━━━━━ Materials provided ━━━━━
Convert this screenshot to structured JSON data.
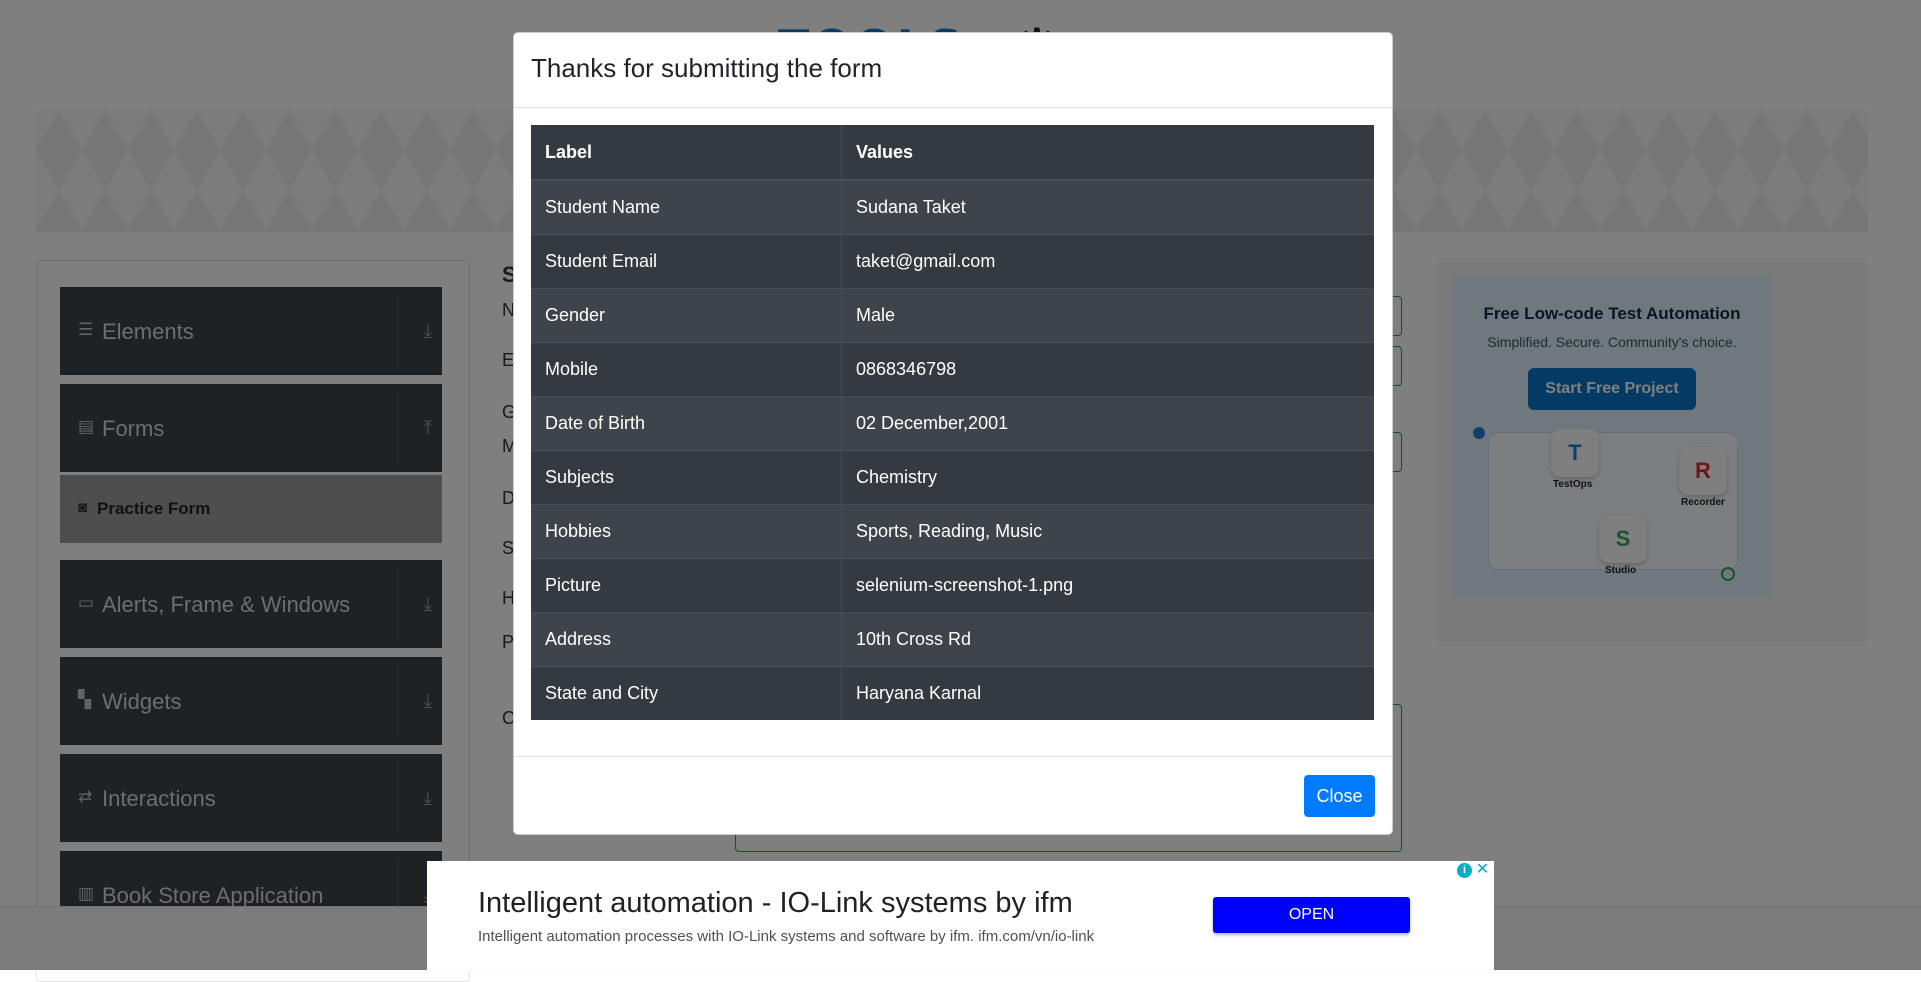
{
  "background": {
    "logo_text": "TOOLS",
    "sidebar": {
      "groups": [
        {
          "label": "Elements",
          "icon": "menu-icon",
          "arrow": "download-arrow-icon"
        },
        {
          "label": "Forms",
          "icon": "document-icon",
          "arrow": "upload-arrow-icon"
        },
        {
          "label": "Alerts, Frame & Windows",
          "icon": "window-icon",
          "arrow": "download-arrow-icon"
        },
        {
          "label": "Widgets",
          "icon": "widgets-icon",
          "arrow": "download-arrow-icon"
        },
        {
          "label": "Interactions",
          "icon": "interactions-icon",
          "arrow": "download-arrow-icon"
        },
        {
          "label": "Book Store Application",
          "icon": "books-icon",
          "arrow": "download-arrow-icon"
        }
      ],
      "active_item": {
        "label": "Practice Form",
        "icon": "html5-icon"
      }
    },
    "form_fragments": [
      "S",
      "N",
      "E",
      "G",
      "M",
      "D",
      "S",
      "H",
      "P",
      "C"
    ],
    "side_ad": {
      "title": "Free Low-code Test Automation",
      "subtitle": "Simplified. Secure. Community's choice.",
      "button": "Start Free Project",
      "tiles": [
        {
          "letter": "T",
          "label": "TestOps"
        },
        {
          "letter": "R",
          "label": "Recorder"
        },
        {
          "letter": "S",
          "label": "Studio"
        }
      ]
    }
  },
  "modal": {
    "title": "Thanks for submitting the form",
    "table": {
      "headers": [
        "Label",
        "Values"
      ],
      "rows": [
        [
          "Student Name",
          "Sudana Taket"
        ],
        [
          "Student Email",
          "taket@gmail.com"
        ],
        [
          "Gender",
          "Male"
        ],
        [
          "Mobile",
          "0868346798"
        ],
        [
          "Date of Birth",
          "02 December,2001"
        ],
        [
          "Subjects",
          "Chemistry"
        ],
        [
          "Hobbies",
          "Sports, Reading, Music"
        ],
        [
          "Picture",
          "selenium-screenshot-1.png"
        ],
        [
          "Address",
          "10th Cross Rd"
        ],
        [
          "State and City",
          "Haryana Karnal"
        ]
      ]
    },
    "close_label": "Close"
  },
  "bottom_ad": {
    "title": "Intelligent automation - IO-Link systems by ifm",
    "description": "Intelligent automation processes with IO-Link systems and software by ifm. ifm.com/vn/io-link",
    "open_label": "OPEN",
    "info_icon": "info-icon",
    "close_icon": "close-icon"
  },
  "colors": {
    "modal_table_bg": "#343a40",
    "close_button": "#007bff",
    "ad_open_button": "#0000ff",
    "sidebar_bg": "#3e4449"
  }
}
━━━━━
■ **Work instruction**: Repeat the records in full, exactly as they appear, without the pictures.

■ **Solution to this exercise**:
Convert this screenshot to structured JSON data.
{
  "background": {
    "logo_text": "TOOLS",
    "sidebar": {
      "groups": [
        {
          "label": "Elements",
          "icon": "menu-icon",
          "arrow": "download-arrow-icon"
        },
        {
          "label": "Forms",
          "icon": "document-icon",
          "arrow": "upload-arrow-icon"
        },
        {
          "label": "Alerts, Frame & Windows",
          "icon": "window-icon",
          "arrow": "download-arrow-icon"
        },
        {
          "label": "Widgets",
          "icon": "widgets-icon",
          "arrow": "download-arrow-icon"
        },
        {
          "label": "Interactions",
          "icon": "interactions-icon",
          "arrow": "download-arrow-icon"
        },
        {
          "label": "Book Store Application",
          "icon": "books-icon",
          "arrow": "download-arrow-icon"
        }
      ],
      "active_item": {
        "label": "Practice Form",
        "icon": "html5-icon"
      }
    },
    "form_fragments": [
      "S",
      "N",
      "E",
      "G",
      "M",
      "D",
      "S",
      "H",
      "P",
      "C"
    ],
    "side_ad": {
      "title": "Free Low-code Test Automation",
      "subtitle": "Simplified. Secure. Community's choice.",
      "button": "Start Free Project",
      "tiles": [
        {
          "letter": "T",
          "label": "TestOps"
        },
        {
          "letter": "R",
          "label": "Recorder"
        },
        {
          "letter": "S",
          "label": "Studio"
        }
      ]
    }
  },
  "modal": {
    "title": "Thanks for submitting the form",
    "table": {
      "headers": [
        "Label",
        "Values"
      ],
      "rows": [
        [
          "Student Name",
          "Sudana Taket"
        ],
        [
          "Student Email",
          "taket@gmail.com"
        ],
        [
          "Gender",
          "Male"
        ],
        [
          "Mobile",
          "0868346798"
        ],
        [
          "Date of Birth",
          "02 December,2001"
        ],
        [
          "Subjects",
          "Chemistry"
        ],
        [
          "Hobbies",
          "Sports, Reading, Music"
        ],
        [
          "Picture",
          "selenium-screenshot-1.png"
        ],
        [
          "Address",
          "10th Cross Rd"
        ],
        [
          "State and City",
          "Haryana Karnal"
        ]
      ]
    },
    "close_label": "Close"
  },
  "bottom_ad": {
    "title": "Intelligent automation - IO-Link systems by ifm",
    "description": "Intelligent automation processes with IO-Link systems and software by ifm. ifm.com/vn/io-link",
    "open_label": "OPEN",
    "info_icon": "info-icon",
    "close_icon": "close-icon"
  },
  "colors": {
    "modal_table_bg": "#343a40",
    "close_button": "#007bff",
    "ad_open_button": "#0000ff",
    "sidebar_bg": "#3e4449"
  }
}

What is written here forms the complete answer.